■ EXERCISE GOAL:
Every line in the data below that has the word "JSON" should be returned.

■ Entries from a dataset of interfaces:
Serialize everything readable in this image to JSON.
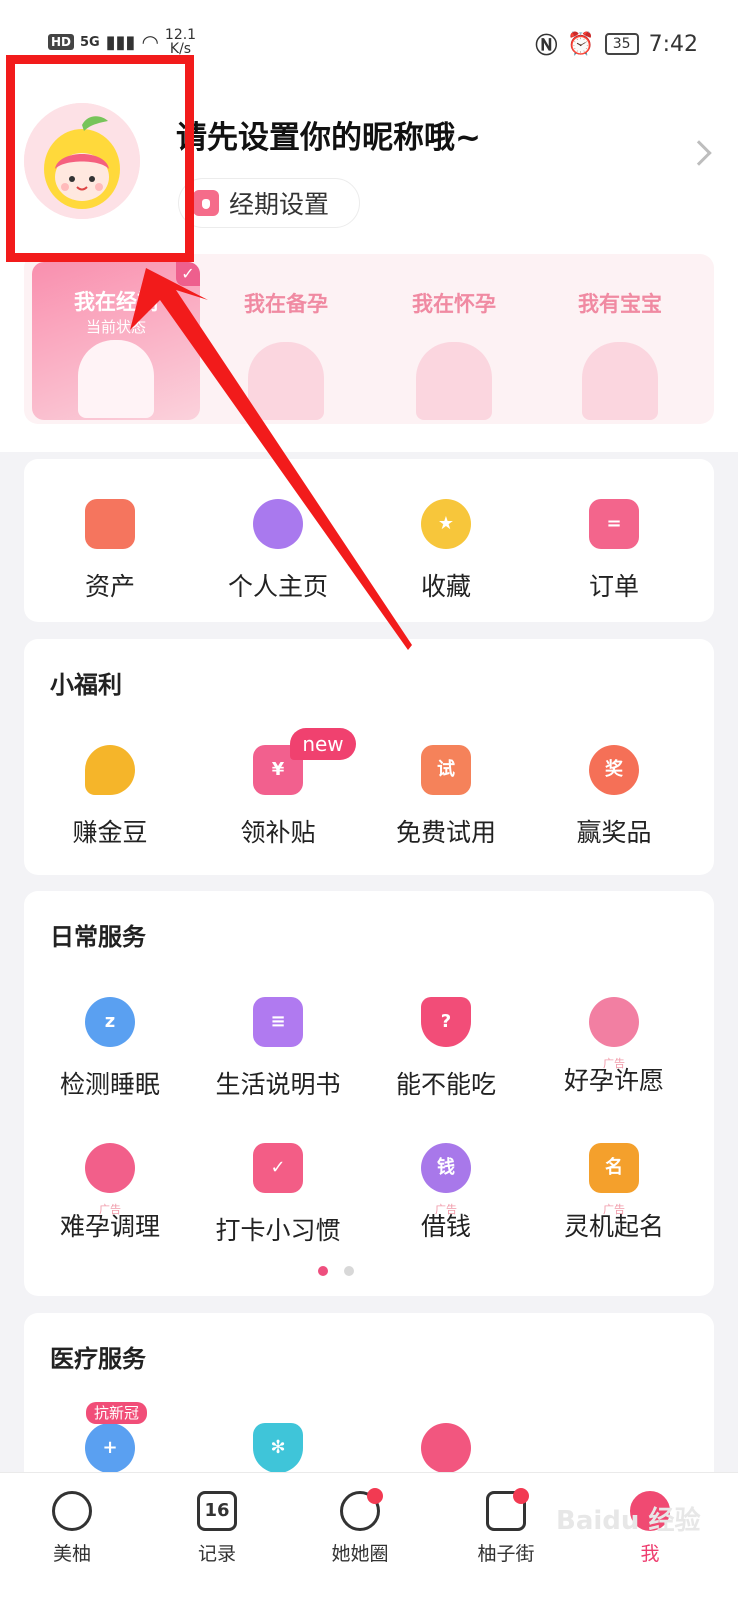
{
  "statusbar": {
    "left_tags": [
      "HD",
      "5G"
    ],
    "speed": "12.1",
    "speed_unit": "K/s",
    "battery": "35",
    "time": "7:42"
  },
  "profile": {
    "nickname_prompt": "请先设置你的昵称哦~",
    "period_button": "经期设置"
  },
  "status_cards": [
    {
      "label": "我在经期",
      "sub": "当前状态",
      "active": true
    },
    {
      "label": "我在备孕"
    },
    {
      "label": "我在怀孕"
    },
    {
      "label": "我有宝宝"
    }
  ],
  "quick": [
    {
      "label": "资产",
      "icon": "wallet-icon",
      "color": "#f5755e"
    },
    {
      "label": "个人主页",
      "icon": "person-icon",
      "color": "#a979ee"
    },
    {
      "label": "收藏",
      "icon": "star-icon",
      "color": "#f7c63b"
    },
    {
      "label": "订单",
      "icon": "order-icon",
      "color": "#f3658c"
    }
  ],
  "welfare": {
    "title": "小福利",
    "new_badge": "new",
    "items": [
      {
        "label": "赚金豆",
        "icon": "bean-icon",
        "color": "#f5b52a"
      },
      {
        "label": "领补贴",
        "icon": "yen-icon",
        "color": "#f2608e",
        "glyph": "¥"
      },
      {
        "label": "免费试用",
        "icon": "trial-bag-icon",
        "color": "#f5825a",
        "glyph": "试"
      },
      {
        "label": "赢奖品",
        "icon": "prize-flame-icon",
        "color": "#f57057",
        "glyph": "奖"
      }
    ]
  },
  "daily": {
    "title": "日常服务",
    "items": [
      {
        "label": "检测睡眠",
        "icon": "sleep-moon-icon",
        "color": "#5aa0f1",
        "glyph": "z"
      },
      {
        "label": "生活说明书",
        "icon": "manual-book-icon",
        "color": "#b07af0"
      },
      {
        "label": "能不能吃",
        "icon": "bowl-icon",
        "color": "#f24d78",
        "glyph": "?"
      },
      {
        "label": "好孕许愿",
        "icon": "wish-icon",
        "color": "#f27fa2",
        "ad": "广告"
      },
      {
        "label": "难孕调理",
        "icon": "herb-pot-icon",
        "color": "#f25f8a",
        "ad": "广告"
      },
      {
        "label": "打卡小习惯",
        "icon": "checkin-calendar-icon",
        "color": "#f35d86"
      },
      {
        "label": "借钱",
        "icon": "money-bag-icon",
        "color": "#a878ea",
        "glyph": "钱",
        "ad": "广告"
      },
      {
        "label": "灵机起名",
        "icon": "naming-book-icon",
        "color": "#f4a02c",
        "glyph": "名",
        "ad": "广告"
      }
    ]
  },
  "medical": {
    "title": "医疗服务",
    "anti_badge": "抗新冠",
    "items": [
      {
        "icon": "medical-chat-icon",
        "color": "#5aa0f1"
      },
      {
        "icon": "shield-virus-icon",
        "color": "#3fc5d9"
      },
      {
        "icon": "vaccine-syringe-icon",
        "color": "#f2567f"
      }
    ]
  },
  "tabs": [
    {
      "label": "美柚",
      "icon": "grapefruit-icon"
    },
    {
      "label": "记录",
      "icon": "calendar-16-icon",
      "glyph": "16"
    },
    {
      "label": "她她圈",
      "icon": "community-icon",
      "dot": true
    },
    {
      "label": "柚子街",
      "icon": "shop-bag-icon",
      "dot": true
    },
    {
      "label": "我",
      "icon": "me-icon",
      "active": true
    }
  ],
  "watermark": "Baidu 经验"
}
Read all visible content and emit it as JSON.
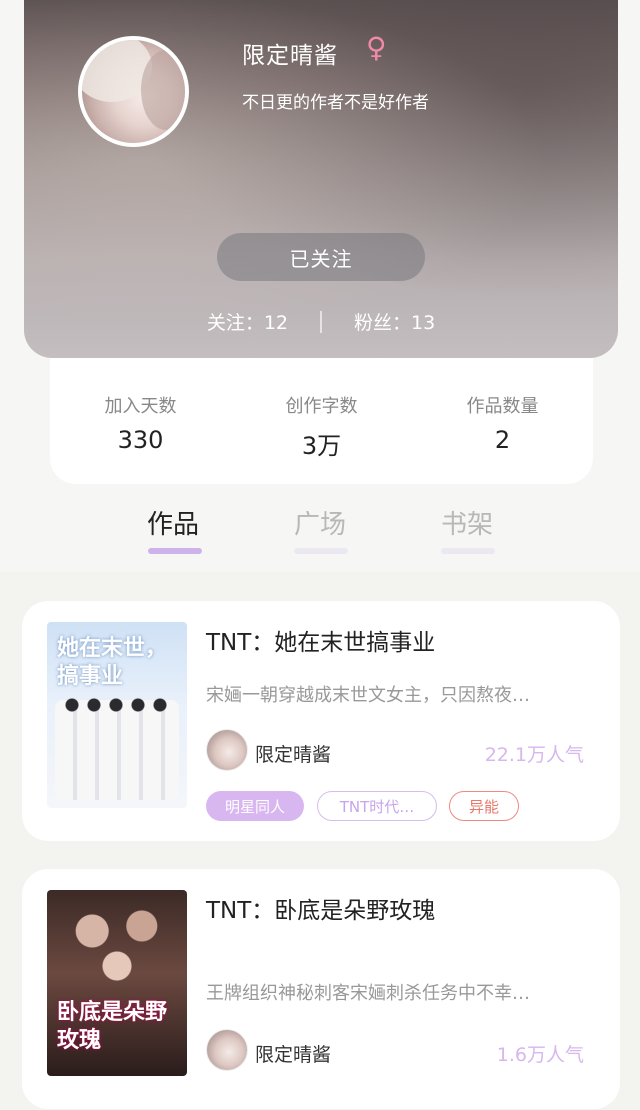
{
  "profile": {
    "name": "限定晴酱",
    "gender_icon": "female-symbol-icon",
    "gender_glyph": "♀",
    "signature": "不日更的作者不是好作者",
    "follow_button": "已关注",
    "following": "关注：12",
    "followers": "粉丝：13"
  },
  "info": [
    {
      "label": "加入天数",
      "value": "330"
    },
    {
      "label": "创作字数",
      "value": "3万"
    },
    {
      "label": "作品数量",
      "value": "2"
    }
  ],
  "tabs": [
    {
      "label": "作品",
      "active": true
    },
    {
      "label": "广场",
      "active": false
    },
    {
      "label": "书架",
      "active": false
    }
  ],
  "books": [
    {
      "cover_text": "她在末世，搞事业",
      "title": "TNT：她在末世搞事业",
      "description": "宋婳一朝穿越成末世文女主，只因熬夜…",
      "author": "限定晴酱",
      "popularity": "22.1万人气",
      "tags": [
        "明星同人",
        "TNT时代…",
        "异能"
      ]
    },
    {
      "cover_text": "卧底是朵野玫瑰",
      "title": "TNT：卧底是朵野玫瑰",
      "description": "王牌组织神秘刺客宋婳刺杀任务中不幸…",
      "author": "限定晴酱",
      "popularity": "1.6万人气"
    }
  ],
  "colors": {
    "accent": "#cdb3ea",
    "popularity": "#d7b7ec",
    "tag_red": "#e9776b",
    "gender": "#f08aa7"
  }
}
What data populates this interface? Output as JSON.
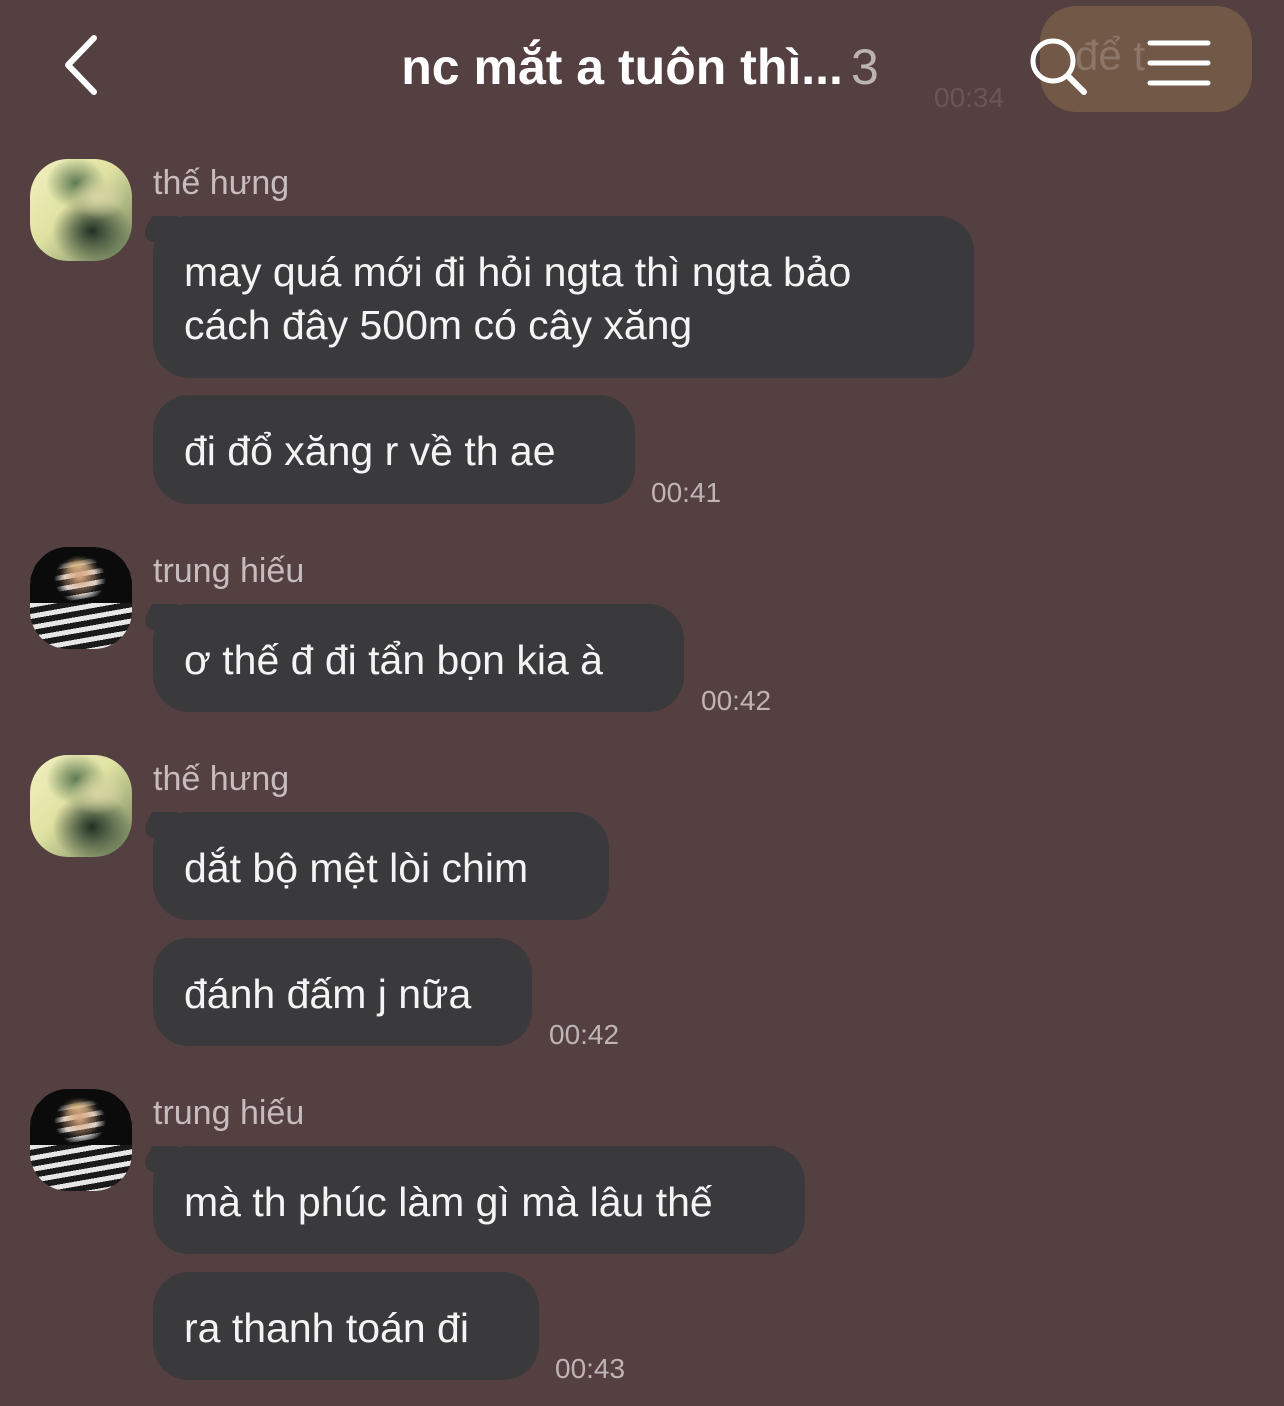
{
  "header": {
    "title": "nc mắt a tuôn thì...",
    "member_count": "3",
    "back_icon": "chevron-left-icon",
    "search_icon": "search-icon",
    "menu_icon": "hamburger-menu-icon",
    "ghost_text": "để t",
    "ghost_time": "00:34"
  },
  "messages": [
    {
      "sender": "thế hưng",
      "avatar": "avatar-the-hung",
      "bubbles": [
        "may quá mới đi hỏi ngta thì ngta bảo\ncách đây 500m có cây xăng",
        "đi đổ xăng r về th ae"
      ],
      "time": "00:41"
    },
    {
      "sender": "trung hiếu",
      "avatar": "avatar-trung-hieu",
      "bubbles": [
        "ơ thế đ đi tẩn bọn kia à"
      ],
      "time": "00:42"
    },
    {
      "sender": "thế hưng",
      "avatar": "avatar-the-hung",
      "bubbles": [
        "dắt bộ mệt lòi chim",
        "đánh đấm j nữa"
      ],
      "time": "00:42"
    },
    {
      "sender": "trung hiếu",
      "avatar": "avatar-trung-hieu",
      "bubbles": [
        "mà th phúc làm gì mà lâu thế",
        "ra thanh toán đi"
      ],
      "time": "00:43"
    }
  ]
}
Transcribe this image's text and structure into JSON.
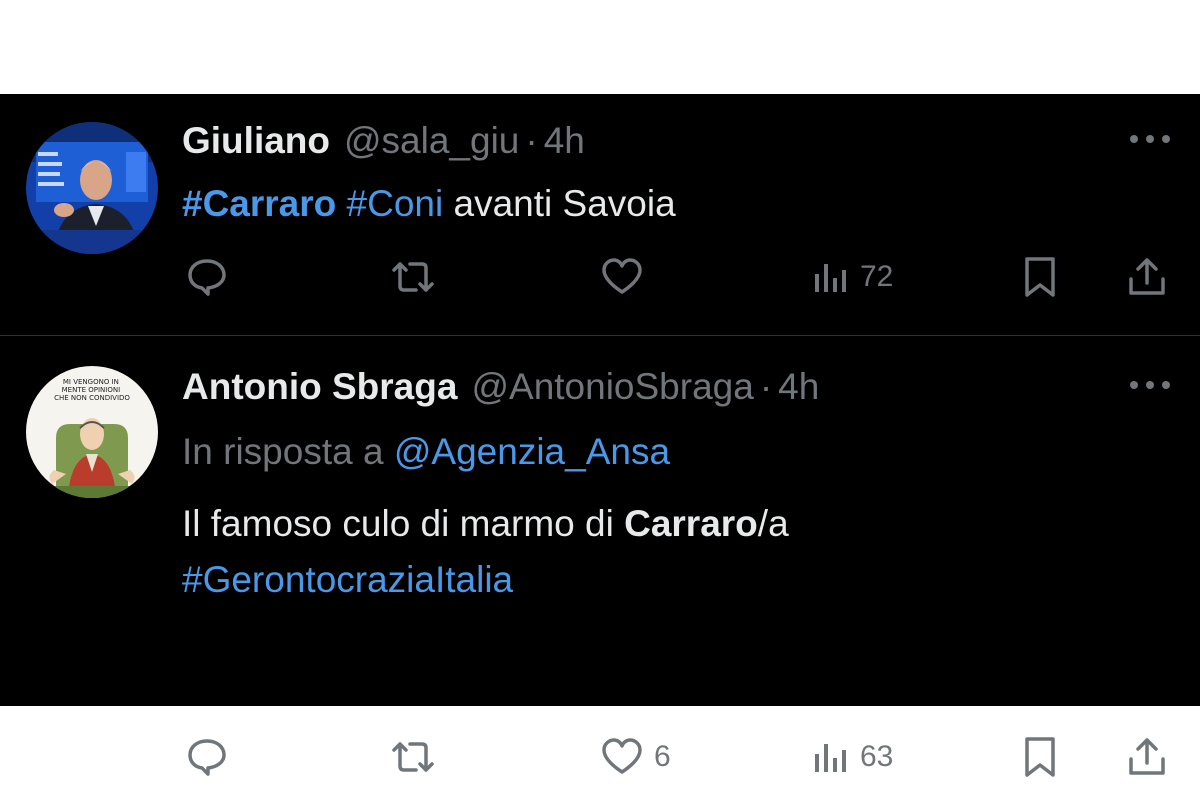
{
  "tweets": [
    {
      "name": "Giuliano",
      "handle": "@sala_giu",
      "separator": "·",
      "time": "4h",
      "body_parts": [
        "#Carraro",
        " ",
        "#Coni",
        " avanti Savoia"
      ],
      "actions": {
        "reply_count": "",
        "retweet_count": "",
        "like_count": "",
        "views_count": "72"
      },
      "avatar": "tv-host-avatar"
    },
    {
      "name": "Antonio Sbraga",
      "handle": "@AntonioSbraga",
      "separator": "·",
      "time": "4h",
      "reply_to_prefix": "In risposta a ",
      "reply_to_handle": "@Agenzia_Ansa",
      "line1_parts": [
        "Il famoso culo di marmo di ",
        "Carraro",
        "/a"
      ],
      "line2": "#GerontocraziaItalia",
      "avatar_caption": "MI VENGONO IN MENTE OPINIONI CHE NON CONDIVIDO",
      "actions": {
        "reply_count": "",
        "retweet_count": "",
        "like_count": "6",
        "views_count": "63"
      },
      "avatar": "cartoon-avatar"
    }
  ],
  "colors": {
    "background": "#000000",
    "text": "#e7e9ea",
    "muted": "#71767b",
    "link": "#4a99e9",
    "divider": "#2f3336"
  }
}
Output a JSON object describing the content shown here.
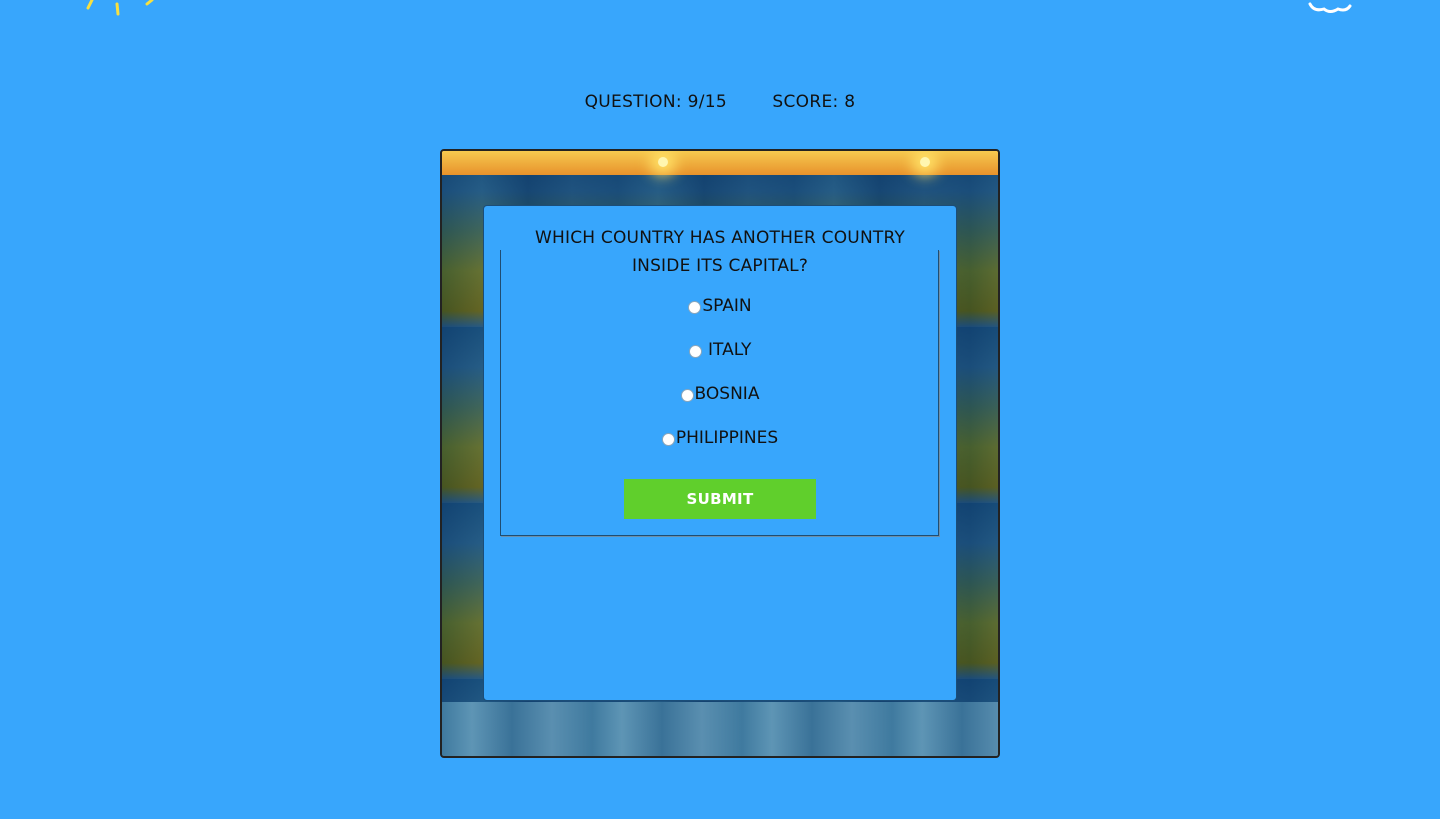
{
  "status": {
    "question_label": "QUESTION: 9/15",
    "score_label": "SCORE: 8"
  },
  "quiz": {
    "question": "WHICH COUNTRY HAS ANOTHER COUNTRY INSIDE ITS CAPITAL?",
    "options": [
      {
        "label": "SPAIN"
      },
      {
        "label": "ITALY"
      },
      {
        "label": "BOSNIA"
      },
      {
        "label": "PHILIPPINES"
      }
    ],
    "submit_label": "SUBMIT"
  },
  "colors": {
    "background": "#38a6fc",
    "submit_button": "#60cf2c"
  },
  "decorations": [
    "sun-icon",
    "cloud-icon"
  ]
}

■ OUTPUT BELOW:
Serialize everything readable in this image to JSON.
Read all visible content and emit it as JSON.
What data populates this interface? Output as JSON.
Transcribe this image's text and structure into JSON.
Output a JSON object describing the content shown here.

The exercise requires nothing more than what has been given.